▶ Dataset content
•••

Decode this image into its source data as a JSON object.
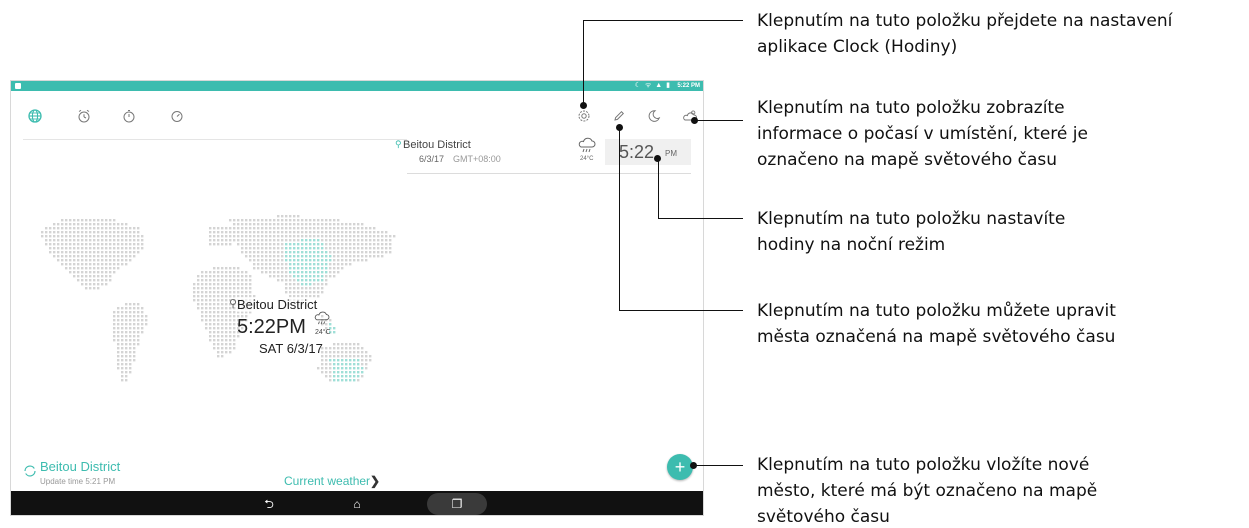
{
  "status_bar": {
    "icons": "☾ ᯤ ▲ ▮",
    "time": "5:22 PM"
  },
  "toolbar": {
    "tabs": [
      {
        "icon": "globe-icon",
        "glyph": "🌐",
        "active": true
      },
      {
        "icon": "alarm-icon",
        "glyph": "⏰"
      },
      {
        "icon": "stopwatch-icon",
        "glyph": "◷"
      },
      {
        "icon": "timer-icon",
        "glyph": "◔"
      }
    ],
    "actions": [
      {
        "icon": "settings-icon",
        "glyph": "⚙"
      },
      {
        "icon": "edit-icon",
        "glyph": "✎"
      },
      {
        "icon": "night-mode-icon",
        "glyph": "☾"
      },
      {
        "icon": "weather-icon",
        "glyph": "⛅"
      }
    ]
  },
  "city_card": {
    "name": "Beitou District",
    "date": "6/3/17",
    "gmt": "GMT+08:00",
    "temp": "24°C",
    "time": "5:22",
    "ampm": "PM"
  },
  "map_label": {
    "name": "Beitou District",
    "time": "5:22PM",
    "temp": "24°C",
    "date": "SAT 6/3/17"
  },
  "bottom": {
    "city": "Beitou District",
    "update_time": "Update time 5:21 PM",
    "current_weather": "Current weather",
    "fab": "+"
  },
  "nav": {
    "back": "⮌",
    "home": "⌂",
    "recent": "❐"
  },
  "callouts": [
    {
      "lines": [
        "Klepnutím na tuto položku přejdete na nastavení",
        "aplikace Clock (Hodiny)"
      ]
    },
    {
      "lines": [
        "Klepnutím na tuto položku zobrazíte",
        "informace o počasí v umístění, které je",
        "označeno na mapě světového času"
      ]
    },
    {
      "lines": [
        "Klepnutím na tuto položku nastavíte",
        "hodiny na noční režim"
      ]
    },
    {
      "lines": [
        "Klepnutím na tuto položku můžete upravit",
        "města označená na mapě světového času"
      ]
    },
    {
      "lines": [
        "Klepnutím na tuto položku vložíte nové",
        "město, které má být označeno na mapě",
        "světového času"
      ]
    }
  ]
}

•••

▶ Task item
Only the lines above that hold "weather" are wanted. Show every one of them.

▶ Exercise output
        "icon": "weather-icon",
    "current_weather": "Current weather",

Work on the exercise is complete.